# The fate of a bar magnet released in an infinitely long copper tube

A bar magnet is released under gravity inside a long copper tube along the axis of the tube.

The answer is given (edit :) it moves with constant velocity. But I don't understand how.

My research :

The bar magnet is falling with an acceleration of $g$. So its speed increases. Thus the flux change also increases with time. And thus ultimately, the induced emf also changes as induced emf is directly proportional to the change of magnetic flux through the loop (the copper tube consists of infinite copper loops).

Now according to Lenz's Law, the induced emf produces a magnetic flux as to oppose the change in the magnetic flux through the loop. Consider, the magnet to fall vertically downward, thus a magnetic flux is induced vertically upwards. Thus a vertical force is applied to the magnet in the upwards direction.

What I do not understand is that won't the 'induced' force oppose the acceleration due to gravity. And if it opposes, the velocity of the magnet becomes less, thus the emf and ultimately the induced force becomes less. And the gravitational force dominates again. Will the motion be oscillatory, or will it stop? If it will stop, can you provide an elaborated reason? Thank You!

To see this, let's denote $F_\text{Lenz}$ as the force from the currents in the wall. This force will obviously depend on the velocity $v$ of the magnet. Its magnitude will increase monotonically with the speed of the magnet (a faster magnet means the flux through a loop of the pipe is changing faster, which results in a larger EMF, which results in more currents in the pipe). This implies that we have $$F_\text{tot} = ma = m \frac{dv}{dt} = mg - F_\text{Lenz}(v).$$ Here, we have defined $v$ to be positive in the downwards direction, while positive values of $F_\text{Lenz}(v)$ correspond to a force in the upwards direction.
To carry this further, we would need to know the precise form of $F_\text{Lenz}(v)$. We can, however, see that the only "stable" solution for a long period of time is $v(t) = v_\text{term}$, where $v_\text{term}$ is the value of the speed which satisfies $$F_\text{Lenz}(v_\text{term}) = mg,$$ i.e., the weight of the magnet is counterbalanced by the force from the currents in the pipe. We know that such a value will exist, since we argued above that $F_\text{Lenz}$ increases with $v$; so for some value of $v$, the Lenz force will be large enough to counter-balance gravity. Moreover, we note that if at any time $v < v_\text{term}$, the velocity will increase (since $mg > F_\text{Lenz}$), driving it towards $v_\text{term}$. Similarly, if at any time $v > v_\text{term}$, the velocity will decrease back towards $v_\text{term}$. Taken all together, this means that after a long period of time, the magnet will approach some terminal velocity.
Finally, note that the magnet cannot stop in the tube: if $v = 0$, then the Lenz force will vanish, and so the only force on the magnet at such a moment will be gravity.

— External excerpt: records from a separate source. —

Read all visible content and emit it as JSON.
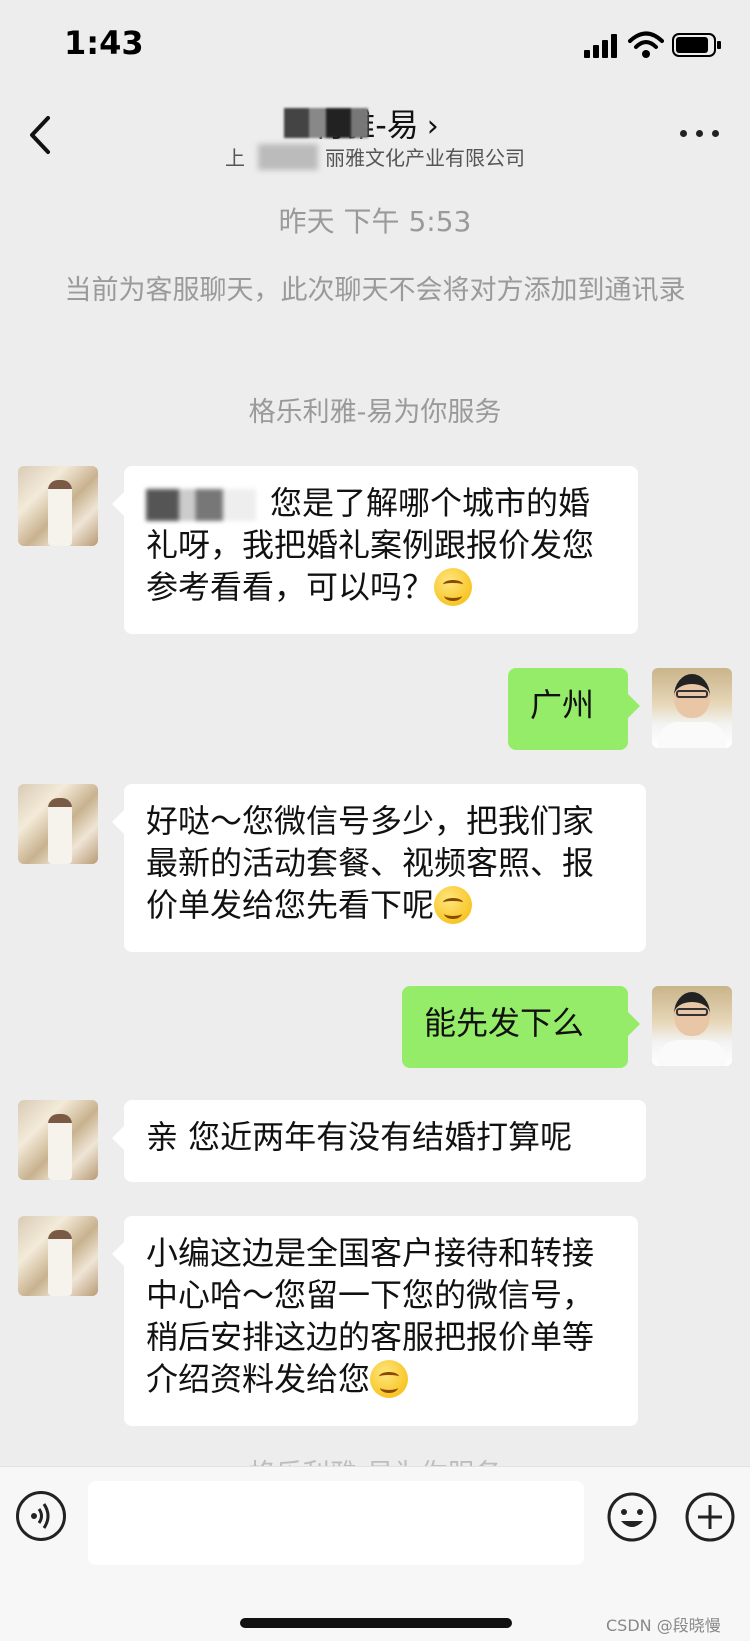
{
  "status_bar": {
    "time": "1:43"
  },
  "header": {
    "title": "利雅-易",
    "subtitle_prefix": "上",
    "subtitle_suffix": "丽雅文化产业有限公司",
    "back_icon": "chevron-left-icon",
    "more_icon": "ellipsis-icon"
  },
  "system": {
    "timestamp": "昨天 下午 5:53",
    "notice": "当前为客服聊天，此次聊天不会将对方添加到通讯录",
    "service": "格乐利雅-易为你服务"
  },
  "messages": [
    {
      "side": "in",
      "text": "您是了解哪个城市的婚礼呀，我把婚礼案例跟报价发您参考看看，可以吗？"
    },
    {
      "side": "out",
      "text": "广州"
    },
    {
      "side": "in",
      "text": "好哒～您微信号多少，把我们家最新的活动套餐、视频客照、报价单发给您先看下呢"
    },
    {
      "side": "out",
      "text": "能先发下么"
    },
    {
      "side": "in",
      "text": "亲 您近两年有没有结婚打算呢"
    },
    {
      "side": "in",
      "text": "小编这边是全国客户接待和转接中心哈～您留一下您的微信号，稍后安排这边的客服把报价单等介绍资料发给您"
    }
  ],
  "footer_fade": "格乐利雅-易为你服务",
  "input": {
    "placeholder": ""
  },
  "watermark": "CSDN @段晓慢",
  "colors": {
    "background": "#ededed",
    "outgoing_bubble": "#95ec69",
    "incoming_bubble": "#ffffff"
  }
}
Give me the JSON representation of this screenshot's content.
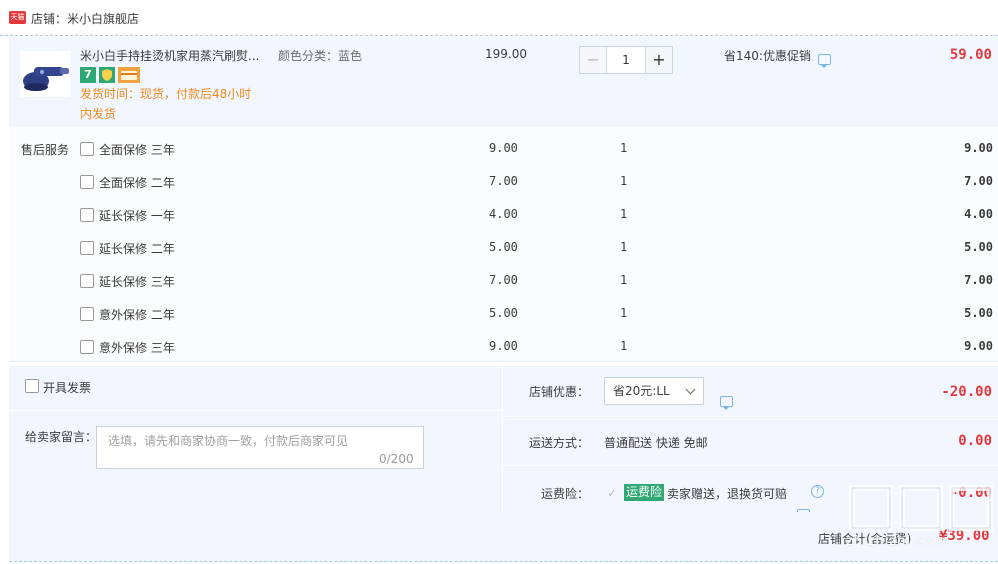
{
  "shop": {
    "logo_text": "天猫",
    "name_label": "店铺：米小白旗舰店"
  },
  "product": {
    "title": "米小白手持挂烫机家用蒸汽刷熨斗",
    "title_display": "米小白手持挂烫机家用蒸汽刷熨...",
    "spec": "颜色分类：蓝色",
    "badge_7": "7",
    "ship_time_line1": "发货时间：现货，付款后48小时",
    "ship_time_line2": "内发货",
    "unit_price": "199.00",
    "quantity": "1",
    "minus": "−",
    "plus": "+",
    "promo": "省140:优惠促销",
    "subtotal": "59.00"
  },
  "services": {
    "label": "售后服务",
    "items": [
      {
        "name": "全面保修 三年",
        "price": "9.00",
        "qty": "1",
        "subtotal": "9.00"
      },
      {
        "name": "全面保修 二年",
        "price": "7.00",
        "qty": "1",
        "subtotal": "7.00"
      },
      {
        "name": "延长保修 一年",
        "price": "4.00",
        "qty": "1",
        "subtotal": "4.00"
      },
      {
        "name": "延长保修 二年",
        "price": "5.00",
        "qty": "1",
        "subtotal": "5.00"
      },
      {
        "name": "延长保修 三年",
        "price": "7.00",
        "qty": "1",
        "subtotal": "7.00"
      },
      {
        "name": "意外保修 二年",
        "price": "5.00",
        "qty": "1",
        "subtotal": "5.00"
      },
      {
        "name": "意外保修 三年",
        "price": "9.00",
        "qty": "1",
        "subtotal": "9.00"
      }
    ]
  },
  "invoice": {
    "label": "开具发票"
  },
  "message": {
    "label": "给卖家留言：",
    "placeholder": "选填，请先和商家协商一致，付款后商家可见",
    "count": "0/200"
  },
  "discount": {
    "label": "店铺优惠：",
    "selected": "省20元:LL",
    "amount": "-20.00"
  },
  "shipping": {
    "label": "运送方式：",
    "value": "普通配送 快递 免邮",
    "amount": "0.00"
  },
  "insurance": {
    "label": "运费险：",
    "tag": "运费险",
    "desc": "卖家赠送，退换货可赔",
    "amount": "-0.00"
  },
  "total": {
    "label": "店铺合计(含运费)",
    "amount": "¥39.00"
  },
  "watermark": {
    "text": "zhizhizhi.com"
  },
  "colors": {
    "price_red": "#e4393c",
    "accent_green": "#2fa876",
    "ship_orange": "#ef8a1f",
    "panel_blue": "#f2f7ff"
  }
}
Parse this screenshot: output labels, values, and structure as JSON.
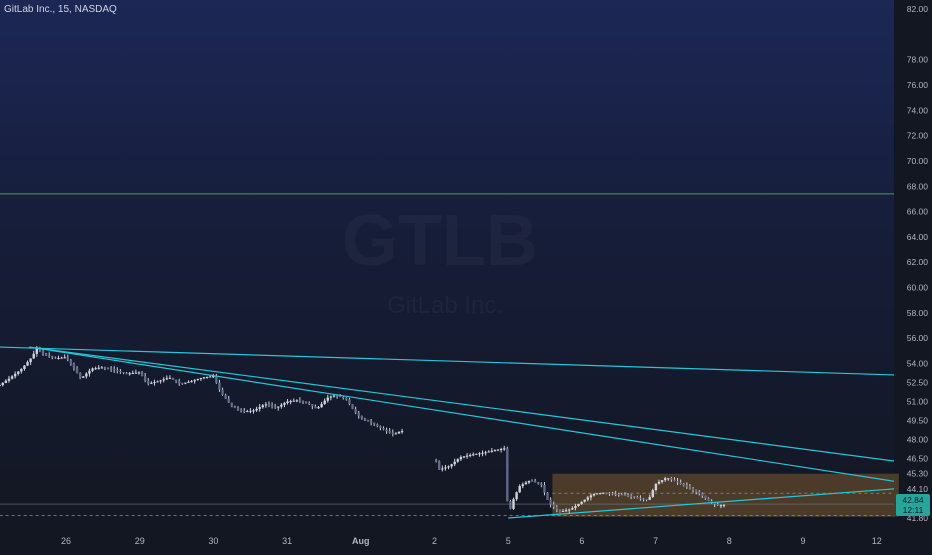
{
  "header": {
    "symbol_title": "GitLab Inc., 15, NASDAQ"
  },
  "watermark": {
    "ticker": "GTLB",
    "subtitle": "GitLab Inc."
  },
  "current_price": {
    "last": "42.84",
    "countdown": "12:11"
  },
  "colors": {
    "bg_top": "#1c2756",
    "bg_bottom": "#131722",
    "trendline": "#26c6da",
    "green_hline": "#4caf50",
    "box_fill": "#7a5a2e",
    "candle": "#d1d4dc",
    "axis_text": "#b2b5be",
    "price_tag": "#26a69a"
  },
  "chart_data": {
    "type": "candlestick",
    "y_axis": {
      "min": 41.0,
      "max": 82.9,
      "ticks": [
        "82.00",
        "78.00",
        "76.00",
        "74.00",
        "72.00",
        "70.00",
        "68.00",
        "66.00",
        "64.00",
        "62.00",
        "60.00",
        "58.00",
        "56.00",
        "54.00",
        "52.50",
        "51.00",
        "49.50",
        "48.00",
        "46.50",
        "45.30",
        "44.10",
        "41.80"
      ]
    },
    "x_axis": {
      "labels": [
        {
          "label": "26",
          "x": 0
        },
        {
          "label": "29",
          "x": 1
        },
        {
          "label": "30",
          "x": 2
        },
        {
          "label": "31",
          "x": 3
        },
        {
          "label": "Aug",
          "x": 4
        },
        {
          "label": "2",
          "x": 5
        },
        {
          "label": "5",
          "x": 6
        },
        {
          "label": "6",
          "x": 7
        },
        {
          "label": "7",
          "x": 8
        },
        {
          "label": "8",
          "x": 9
        },
        {
          "label": "9",
          "x": 10
        },
        {
          "label": "12",
          "x": 11
        }
      ],
      "range": [
        -0.9,
        11.3
      ]
    },
    "price_path": [
      [
        -0.9,
        52.3
      ],
      [
        -0.75,
        52.9
      ],
      [
        -0.6,
        53.6
      ],
      [
        -0.45,
        54.6
      ],
      [
        -0.4,
        55.3
      ],
      [
        -0.3,
        54.7
      ],
      [
        -0.15,
        54.4
      ],
      [
        0.0,
        54.5
      ],
      [
        0.1,
        53.7
      ],
      [
        0.2,
        52.8
      ],
      [
        0.35,
        53.6
      ],
      [
        0.5,
        53.7
      ],
      [
        0.65,
        53.5
      ],
      [
        0.8,
        53.2
      ],
      [
        1.0,
        53.3
      ],
      [
        1.1,
        52.4
      ],
      [
        1.25,
        52.6
      ],
      [
        1.4,
        52.9
      ],
      [
        1.55,
        52.4
      ],
      [
        1.7,
        52.6
      ],
      [
        1.85,
        52.9
      ],
      [
        2.0,
        53.0
      ],
      [
        2.1,
        51.7
      ],
      [
        2.25,
        50.6
      ],
      [
        2.4,
        50.2
      ],
      [
        2.55,
        50.3
      ],
      [
        2.7,
        50.8
      ],
      [
        2.85,
        50.5
      ],
      [
        3.0,
        51.0
      ],
      [
        3.15,
        51.1
      ],
      [
        3.3,
        50.8
      ],
      [
        3.4,
        50.4
      ],
      [
        3.55,
        51.3
      ],
      [
        3.65,
        51.5
      ],
      [
        3.8,
        51.2
      ],
      [
        3.9,
        50.3
      ],
      [
        4.0,
        49.7
      ],
      [
        4.15,
        49.3
      ],
      [
        4.3,
        48.8
      ],
      [
        4.45,
        48.4
      ],
      [
        4.55,
        48.7
      ],
      [
        4.6,
        48.5
      ],
      [
        5.0,
        46.8
      ],
      [
        5.05,
        45.6
      ],
      [
        5.2,
        45.9
      ],
      [
        5.35,
        46.6
      ],
      [
        5.5,
        46.8
      ],
      [
        5.7,
        47.0
      ],
      [
        5.85,
        47.2
      ],
      [
        5.95,
        47.3
      ],
      [
        6.0,
        41.8
      ],
      [
        6.05,
        43.0
      ],
      [
        6.15,
        44.3
      ],
      [
        6.3,
        44.8
      ],
      [
        6.45,
        44.4
      ],
      [
        6.55,
        43.0
      ],
      [
        6.7,
        42.3
      ],
      [
        6.85,
        42.5
      ],
      [
        7.0,
        43.1
      ],
      [
        7.15,
        43.7
      ],
      [
        7.3,
        43.8
      ],
      [
        7.45,
        43.7
      ],
      [
        7.6,
        43.6
      ],
      [
        7.75,
        43.4
      ],
      [
        7.9,
        43.2
      ],
      [
        8.0,
        44.5
      ],
      [
        8.15,
        45.0
      ],
      [
        8.3,
        44.6
      ],
      [
        8.45,
        44.2
      ],
      [
        8.6,
        43.7
      ],
      [
        8.75,
        43.0
      ],
      [
        8.85,
        42.8
      ],
      [
        8.95,
        42.84
      ]
    ],
    "horizontal_lines": [
      {
        "price": 67.4,
        "color": "green"
      },
      {
        "price": 42.9,
        "color": "gray"
      }
    ],
    "trendlines": [
      {
        "from": [
          -0.9,
          55.3
        ],
        "to": [
          11.3,
          53.1
        ]
      },
      {
        "from": [
          -0.5,
          55.3
        ],
        "to": [
          11.3,
          46.3
        ]
      },
      {
        "from": [
          -0.5,
          55.3
        ],
        "to": [
          11.3,
          44.7
        ]
      },
      {
        "from": [
          6.0,
          41.8
        ],
        "to": [
          11.3,
          44.1
        ]
      }
    ],
    "rectangle": {
      "x0": 6.6,
      "x1": 11.3,
      "y0": 45.3,
      "y1": 41.9
    },
    "dashed_lines": [
      {
        "price": 43.75,
        "from_x": 6.6,
        "to_x": 11.3
      },
      {
        "price": 42.0,
        "from_x": -0.9,
        "to_x": 11.3
      }
    ]
  }
}
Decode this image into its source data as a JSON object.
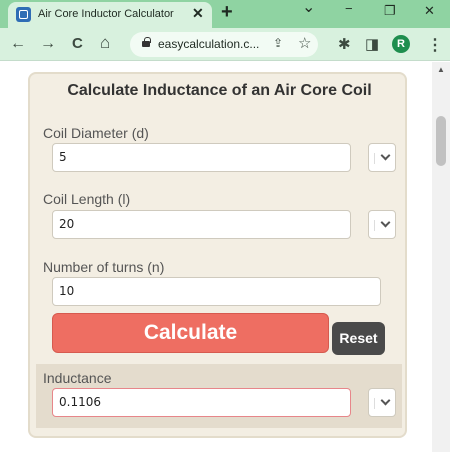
{
  "browser": {
    "tab_title": "Air Core Inductor Calculator",
    "tab_close": "✕",
    "new_tab": "+",
    "url": "easycalculation.c...",
    "profile_initial": "R",
    "window_controls": {
      "collapse": "⌄",
      "minimize": "−",
      "restore": "❐",
      "close": "✕"
    },
    "icons": {
      "back": "←",
      "forward": "→",
      "reload": "C",
      "home": "⌂",
      "share": "⇪",
      "star": "☆",
      "extensions": "✱",
      "sidepanel": "◨",
      "menu": "⋮"
    }
  },
  "calculator": {
    "title": "Calculate Inductance of an Air Core Coil",
    "fields": [
      {
        "label": "Coil Diameter (d)",
        "value": "5"
      },
      {
        "label": "Coil Length (l)",
        "value": "20"
      },
      {
        "label": "Number of turns (n)",
        "value": "10"
      }
    ],
    "calculate_label": "Calculate",
    "reset_label": "Reset",
    "result": {
      "label": "Inductance",
      "value": "0.1106"
    }
  },
  "colors": {
    "tabstrip": "#8fd3a2",
    "toolbar": "#d8f1de",
    "panel": "#f3eee3",
    "calculate": "#ee6e62",
    "reset": "#4a4a4a"
  }
}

It will then be accelerated downwards by gravity and no longer be at rest.
As an aside: an exercise in Zangwill's Modern Electrodynamics (2013) actually presents the calculation of this terminal velocity as a (relatively involved) exercise. Several simplifying assumptions must to be made to solve this problem, most notably that the magnet is a perfect dipole, the walls of the pipe are much thinner than the radius of the pipe, and the self-inductance of the pipe can be ignored. In the end, the result is that $$v_\text{term} \propto \frac{a^4 M g}{\mu_0^2 m^2 \sigma d}$$ where $M$ is the mass of the magnet, $m$ is its dipole moment, $a$ is the radius of the pipe, $d$ is the thickness of the pipe's walls, and $\sigma$ is the conductivity of the pipe. (Finding the precise proportionality factor is left as an exercise for the reader.)